Data listing ->
::::
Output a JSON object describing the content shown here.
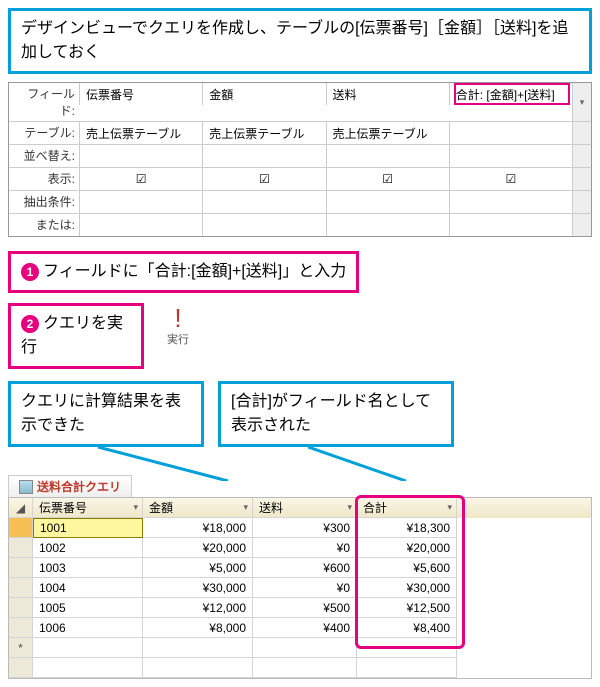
{
  "callouts": {
    "pre": "デザインビューでクエリを作成し、テーブルの[伝票番号]［金額］［送料]を追加しておく",
    "step1": "フィールドに「合計:[金額]+[送料]」と入力",
    "step2": "クエリを実行",
    "result1": "クエリに計算結果を表示できた",
    "result2": "[合計]がフィールド名として表示された",
    "num1": "1",
    "num2": "2"
  },
  "design_grid": {
    "labels": [
      "フィールド:",
      "テーブル:",
      "並べ替え:",
      "表示:",
      "抽出条件:",
      "または:"
    ],
    "cols": [
      {
        "field": "伝票番号",
        "table": "売上伝票テーブル",
        "show": true
      },
      {
        "field": "金額",
        "table": "売上伝票テーブル",
        "show": true
      },
      {
        "field": "送料",
        "table": "売上伝票テーブル",
        "show": true
      },
      {
        "field": "合計: [金額]+[送料]",
        "table": "",
        "show": true
      }
    ]
  },
  "exec_btn": {
    "label": "実行",
    "icon": "!"
  },
  "query_tab": "送料合計クエリ",
  "datasheet": {
    "headers": [
      "伝票番号",
      "金額",
      "送料",
      "合計"
    ],
    "rows": [
      {
        "id": "1001",
        "amount": "¥18,000",
        "ship": "¥300",
        "total": "¥18,300"
      },
      {
        "id": "1002",
        "amount": "¥20,000",
        "ship": "¥0",
        "total": "¥20,000"
      },
      {
        "id": "1003",
        "amount": "¥5,000",
        "ship": "¥600",
        "total": "¥5,600"
      },
      {
        "id": "1004",
        "amount": "¥30,000",
        "ship": "¥0",
        "total": "¥30,000"
      },
      {
        "id": "1005",
        "amount": "¥12,000",
        "ship": "¥500",
        "total": "¥12,500"
      },
      {
        "id": "1006",
        "amount": "¥8,000",
        "ship": "¥400",
        "total": "¥8,400"
      }
    ],
    "new_row": "*"
  }
}
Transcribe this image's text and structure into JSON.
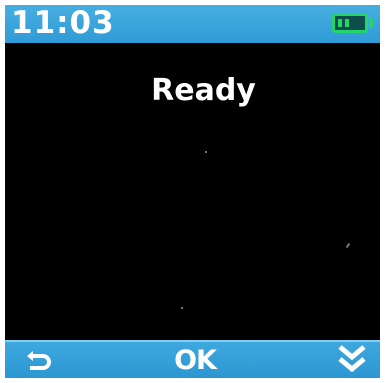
{
  "status_bar": {
    "time": "11:03",
    "battery_icon": "battery-icon",
    "battery_color": "#22d46a"
  },
  "main": {
    "status_text": "Ready"
  },
  "softkeys": {
    "left_icon": "back-arrow-icon",
    "center_label": "OK",
    "right_icon": "double-chevron-down-icon"
  },
  "colors": {
    "bar": "#3ea8de",
    "screen": "#000000",
    "text": "#ffffff"
  }
}
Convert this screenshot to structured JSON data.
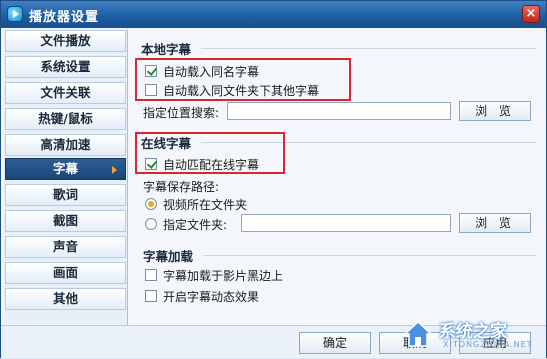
{
  "window": {
    "title": "播放器设置",
    "close_symbol": "×"
  },
  "sidebar": {
    "items": [
      {
        "label": "文件播放"
      },
      {
        "label": "系统设置"
      },
      {
        "label": "文件关联"
      },
      {
        "label": "热键/鼠标"
      },
      {
        "label": "高清加速"
      },
      {
        "label": "字幕",
        "active": true
      },
      {
        "label": "歌词"
      },
      {
        "label": "截图"
      },
      {
        "label": "声音"
      },
      {
        "label": "画面"
      },
      {
        "label": "其他"
      }
    ]
  },
  "local_subtitle": {
    "title": "本地字幕",
    "auto_load_same_name": {
      "label": "自动载入同名字幕",
      "checked": true
    },
    "auto_load_other": {
      "label": "自动载入同文件夹下其他字幕",
      "checked": false
    },
    "search_label": "指定位置搜索:",
    "search_value": "",
    "browse_label": "浏 览"
  },
  "online_subtitle": {
    "title": "在线字幕",
    "auto_match": {
      "label": "自动匹配在线字幕",
      "checked": true
    },
    "save_path_label": "字幕保存路径:",
    "option_video_folder": {
      "label": "视频所在文件夹",
      "checked": true
    },
    "option_custom_folder": {
      "label": "指定文件夹:",
      "checked": false
    },
    "custom_folder_value": "",
    "browse_label": "浏 览"
  },
  "subtitle_loading": {
    "title": "字幕加载",
    "load_on_black_border": {
      "label": "字幕加载于影片黑边上",
      "checked": false
    },
    "dynamic_effect": {
      "label": "开启字幕动态效果",
      "checked": false
    }
  },
  "footer": {
    "ok_label": "确定",
    "cancel_label": "取消",
    "apply_label": "应用"
  },
  "watermark": {
    "text": "系统之家",
    "subtext": "XITONGZHIJIA.NET"
  },
  "colors": {
    "highlight": "#e0242e",
    "titlebar": "#1f5ea3",
    "active_nav": "#1b4677"
  }
}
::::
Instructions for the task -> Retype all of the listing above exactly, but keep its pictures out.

Exercise answer ->
Output a JSON object describing the content shown here.
{
  "callouts": {
    "pre": "デザインビューでクエリを作成し、テーブルの[伝票番号]［金額］［送料]を追加しておく",
    "step1": "フィールドに「合計:[金額]+[送料]」と入力",
    "step2": "クエリを実行",
    "result1": "クエリに計算結果を表示できた",
    "result2": "[合計]がフィールド名として表示された",
    "num1": "1",
    "num2": "2"
  },
  "design_grid": {
    "labels": [
      "フィールド:",
      "テーブル:",
      "並べ替え:",
      "表示:",
      "抽出条件:",
      "または:"
    ],
    "cols": [
      {
        "field": "伝票番号",
        "table": "売上伝票テーブル",
        "show": true
      },
      {
        "field": "金額",
        "table": "売上伝票テーブル",
        "show": true
      },
      {
        "field": "送料",
        "table": "売上伝票テーブル",
        "show": true
      },
      {
        "field": "合計: [金額]+[送料]",
        "table": "",
        "show": true
      }
    ]
  },
  "exec_btn": {
    "label": "実行",
    "icon": "!"
  },
  "query_tab": "送料合計クエリ",
  "datasheet": {
    "headers": [
      "伝票番号",
      "金額",
      "送料",
      "合計"
    ],
    "rows": [
      {
        "id": "1001",
        "amount": "¥18,000",
        "ship": "¥300",
        "total": "¥18,300"
      },
      {
        "id": "1002",
        "amount": "¥20,000",
        "ship": "¥0",
        "total": "¥20,000"
      },
      {
        "id": "1003",
        "amount": "¥5,000",
        "ship": "¥600",
        "total": "¥5,600"
      },
      {
        "id": "1004",
        "amount": "¥30,000",
        "ship": "¥0",
        "total": "¥30,000"
      },
      {
        "id": "1005",
        "amount": "¥12,000",
        "ship": "¥500",
        "total": "¥12,500"
      },
      {
        "id": "1006",
        "amount": "¥8,000",
        "ship": "¥400",
        "total": "¥8,400"
      }
    ],
    "new_row": "*"
  }
}
Transcribe this image's text and structure into JSON.
{
  "status_bar": {
    "time": "11:03",
    "battery_icon": "battery-icon",
    "battery_color": "#22d46a"
  },
  "main": {
    "status_text": "Ready"
  },
  "softkeys": {
    "left_icon": "back-arrow-icon",
    "center_label": "OK",
    "right_icon": "double-chevron-down-icon"
  },
  "colors": {
    "bar": "#3ea8de",
    "screen": "#000000",
    "text": "#ffffff"
  }
}
Convert this screenshot to structured JSON data.
{
  "window": {
    "title": "播放器设置",
    "close_symbol": "×"
  },
  "sidebar": {
    "items": [
      {
        "label": "文件播放"
      },
      {
        "label": "系统设置"
      },
      {
        "label": "文件关联"
      },
      {
        "label": "热键/鼠标"
      },
      {
        "label": "高清加速"
      },
      {
        "label": "字幕",
        "active": true
      },
      {
        "label": "歌词"
      },
      {
        "label": "截图"
      },
      {
        "label": "声音"
      },
      {
        "label": "画面"
      },
      {
        "label": "其他"
      }
    ]
  },
  "local_subtitle": {
    "title": "本地字幕",
    "auto_load_same_name": {
      "label": "自动载入同名字幕",
      "checked": true
    },
    "auto_load_other": {
      "label": "自动载入同文件夹下其他字幕",
      "checked": false
    },
    "search_label": "指定位置搜索:",
    "search_value": "",
    "browse_label": "浏 览"
  },
  "online_subtitle": {
    "title": "在线字幕",
    "auto_match": {
      "label": "自动匹配在线字幕",
      "checked": true
    },
    "save_path_label": "字幕保存路径:",
    "option_video_folder": {
      "label": "视频所在文件夹",
      "checked": true
    },
    "option_custom_folder": {
      "label": "指定文件夹:",
      "checked": false
    },
    "custom_folder_value": "",
    "browse_label": "浏 览"
  },
  "subtitle_loading": {
    "title": "字幕加载",
    "load_on_black_border": {
      "label": "字幕加载于影片黑边上",
      "checked": false
    },
    "dynamic_effect": {
      "label": "开启字幕动态效果",
      "checked": false
    }
  },
  "footer": {
    "ok_label": "确定",
    "cancel_label": "取消",
    "apply_label": "应用"
  },
  "watermark": {
    "text": "系统之家",
    "subtext": "XITONGZHIJIA.NET"
  },
  "colors": {
    "highlight": "#e0242e",
    "titlebar": "#1f5ea3",
    "active_nav": "#1b4677"
  }
}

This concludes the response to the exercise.